Reprinted with permission from Alternet
During Justice Anthony Kennedy's 31 years on the U.S. Supreme Court, liberals and progressives had a love/hate relationship with the Reagan appointee — praising him for his rulings on gay rights and abortion rights while slamming his economic rulings as beneficial to unchecked corporate power. And those who viewed Kennedy as being too quick to side with big business are likely to have similar views on his son, Justin Kennedy, who according to the New York Times, has been very close to Trumpworld and helped Donald Trump secure almost $700 million in loans for a real estate project in Chicago.
In an article published this week, Times journalists David Enrich, Russ Buettner, Mike McIntire and Susanne Craig report that the financial crash of September 2008 "was in full swing" when Trump visited Chicago "to mark the near-completion of his 92-floor skyscraper." But the project did not go smoothly.
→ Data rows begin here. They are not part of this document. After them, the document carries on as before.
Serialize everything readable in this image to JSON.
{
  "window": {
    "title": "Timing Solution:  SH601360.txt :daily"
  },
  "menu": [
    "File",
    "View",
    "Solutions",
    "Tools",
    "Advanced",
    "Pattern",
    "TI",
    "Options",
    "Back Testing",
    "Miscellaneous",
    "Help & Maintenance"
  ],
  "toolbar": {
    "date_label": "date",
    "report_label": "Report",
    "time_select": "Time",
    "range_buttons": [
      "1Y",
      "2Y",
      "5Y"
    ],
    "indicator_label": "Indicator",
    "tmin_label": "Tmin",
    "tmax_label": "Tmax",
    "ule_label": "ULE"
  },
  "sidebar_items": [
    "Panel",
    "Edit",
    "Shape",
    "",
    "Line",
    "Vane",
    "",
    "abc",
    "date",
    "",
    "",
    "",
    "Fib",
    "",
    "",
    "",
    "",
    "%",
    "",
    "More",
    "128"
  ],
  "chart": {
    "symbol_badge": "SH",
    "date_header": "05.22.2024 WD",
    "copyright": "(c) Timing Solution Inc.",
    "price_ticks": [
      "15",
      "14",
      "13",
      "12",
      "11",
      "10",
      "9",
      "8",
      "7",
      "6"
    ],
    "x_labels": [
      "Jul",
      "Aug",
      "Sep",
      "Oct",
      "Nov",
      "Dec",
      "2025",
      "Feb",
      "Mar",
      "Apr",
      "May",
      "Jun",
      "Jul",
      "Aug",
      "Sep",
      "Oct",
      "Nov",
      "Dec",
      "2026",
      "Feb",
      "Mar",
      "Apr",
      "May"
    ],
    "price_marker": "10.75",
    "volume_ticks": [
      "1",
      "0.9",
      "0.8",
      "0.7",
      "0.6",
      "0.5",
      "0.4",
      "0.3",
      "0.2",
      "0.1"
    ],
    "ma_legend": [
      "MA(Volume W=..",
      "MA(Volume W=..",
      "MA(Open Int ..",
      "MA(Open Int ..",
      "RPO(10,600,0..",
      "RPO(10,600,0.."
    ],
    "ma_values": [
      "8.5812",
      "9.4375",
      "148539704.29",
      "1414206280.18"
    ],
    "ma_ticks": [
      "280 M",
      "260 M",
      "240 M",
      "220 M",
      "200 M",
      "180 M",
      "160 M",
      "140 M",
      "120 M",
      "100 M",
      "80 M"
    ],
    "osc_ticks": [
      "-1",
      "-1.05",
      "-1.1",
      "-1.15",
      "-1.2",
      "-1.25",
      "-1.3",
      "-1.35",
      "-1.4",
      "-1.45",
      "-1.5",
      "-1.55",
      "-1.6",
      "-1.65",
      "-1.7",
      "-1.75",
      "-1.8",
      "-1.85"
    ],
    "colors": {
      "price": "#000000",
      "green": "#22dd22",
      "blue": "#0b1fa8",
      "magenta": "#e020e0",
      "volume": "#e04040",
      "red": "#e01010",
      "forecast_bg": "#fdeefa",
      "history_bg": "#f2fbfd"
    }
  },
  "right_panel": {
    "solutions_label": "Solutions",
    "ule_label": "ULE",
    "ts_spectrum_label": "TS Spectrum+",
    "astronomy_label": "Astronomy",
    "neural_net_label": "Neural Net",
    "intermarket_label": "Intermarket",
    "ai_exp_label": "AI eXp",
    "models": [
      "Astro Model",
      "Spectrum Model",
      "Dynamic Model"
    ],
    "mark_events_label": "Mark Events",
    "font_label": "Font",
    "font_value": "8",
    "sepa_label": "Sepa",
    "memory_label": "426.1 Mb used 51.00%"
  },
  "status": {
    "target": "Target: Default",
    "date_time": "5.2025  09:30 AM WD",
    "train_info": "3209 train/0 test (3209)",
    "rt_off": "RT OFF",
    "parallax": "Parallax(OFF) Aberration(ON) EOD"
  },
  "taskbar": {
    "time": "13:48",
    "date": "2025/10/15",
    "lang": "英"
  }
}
"How Mr. Trump found trouble in Chicago and maneuvered his way out of it is a case study in doing business the Trump way," the Times reporters explain. "When the project encountered problems, he tried to walk away from his huge debts. For most individuals or businesses, that would have been a recipe for ruin. But tax-return data, other records and interviews show that rather than warring with a notoriously litigious and headline-seeking client, lenders cut Mr. Trump slack — exactly what he seemed to have been counting on."
According to the Times, Trump went to Deutsche Bank to borrow "the bulk of the money" he would need for the skyscraper project — and he "assured Deutsche Bank officials, including Justin Kennedy, the son of the now-retired Supreme Court justice Anthony Kennedy, that the Chicago development was a guaranteed moneymaker. In a sign of the Trump family's commitment to the project, Mr. Trump told his bankers that his daughter Ivanka would be in charge."
In an article published in Law & Crime following the Times' article, reporter Jerry Lambe examines the relationship between Justin Kennedy and Trumpworld. Lambe points out that Justin Kennedy was close to Ivanka Trump and her husband, Jared Kushner — both of whom are now White House senior advisers in Trump's administration — and "was willing to overlook Trump's shoddy history as a debtor."
Lambe notes, "Justin Kennedy's role in helping to breathe life into Trump's business empire before he was president has continued to breed rumors and conspiracies about the alleged 'White House charm offensive' carried out by the Trump family to help convince Justice Kennedy to retire and make way for Justice Brett Kavanaugh's appointment to the bench."
David Enrich, finance editor for the New York Times, discussed the relationship between Trumpworld and the Kennedy family in his book Dark Towers: Deutsche Bank, Donald Trump and an Epic Trail of Destruction. Enrich wrote that Justin Kennedy was "drawn to Trump's risk-taking and glamour" and said, "Trump's flattery was part of a coordinated White House charm offensive designed to persuade the ageing justice — for years, the Court's pivotal swing vote — that it was safe to retire, even with an unpredictable man in the Oval Office."
Lambe explains, "Justin Kennedy was apparently not the only member of the Kennedy family with the White House's ear. Washington Post deputy editorial page editor and columnist Ruth Marcus wrote, in her 2019 book Supreme Ambition: Brett Kavanaugh and the Conservative Takeover, about a suspicious scene in which Kennedy's other son, Gregory Kennedy, allegedly met with White House Counselor Kellyanne Conway during a dinner just days after the president's inauguration. No one was happier about the outcome of the election than his father, Gregory Kennedy said, according to the book."
Anthony Kennedy, now 84, was most definitely a swing vote during his 31 years on the Supreme Court. Before his retirement in 2018, the fiscally conservative but socially liberal justice was the closest thing the High Court had to a libertarian — and he ruled with the late Justice Ruth Bader Ginsburg on abortion and gay rights decisions but often ruled with Justice Clarence Thomas and Justice Antonin Scalia on economic matters. Far-right culture warriors hated Kennedy for his rulings in Lawrence v. Texas (which struck down a Texas sodomy law as unconstitutional) and Obergefell v. Hodges (which legalized same-sex marriage nationwide), while liberals and progressives generally liked him on social issues but were furious over his ruling in the Citizens United case. And when Trump nominated Justice Brett Kavanaugh in 2018, he obviously wanted to replace Justice Kennedy with a social conservative who would appeal to the president's far-right white evangelical allies such as Jerry Falwell, Jr., Franklin Graham and Pat Robertson.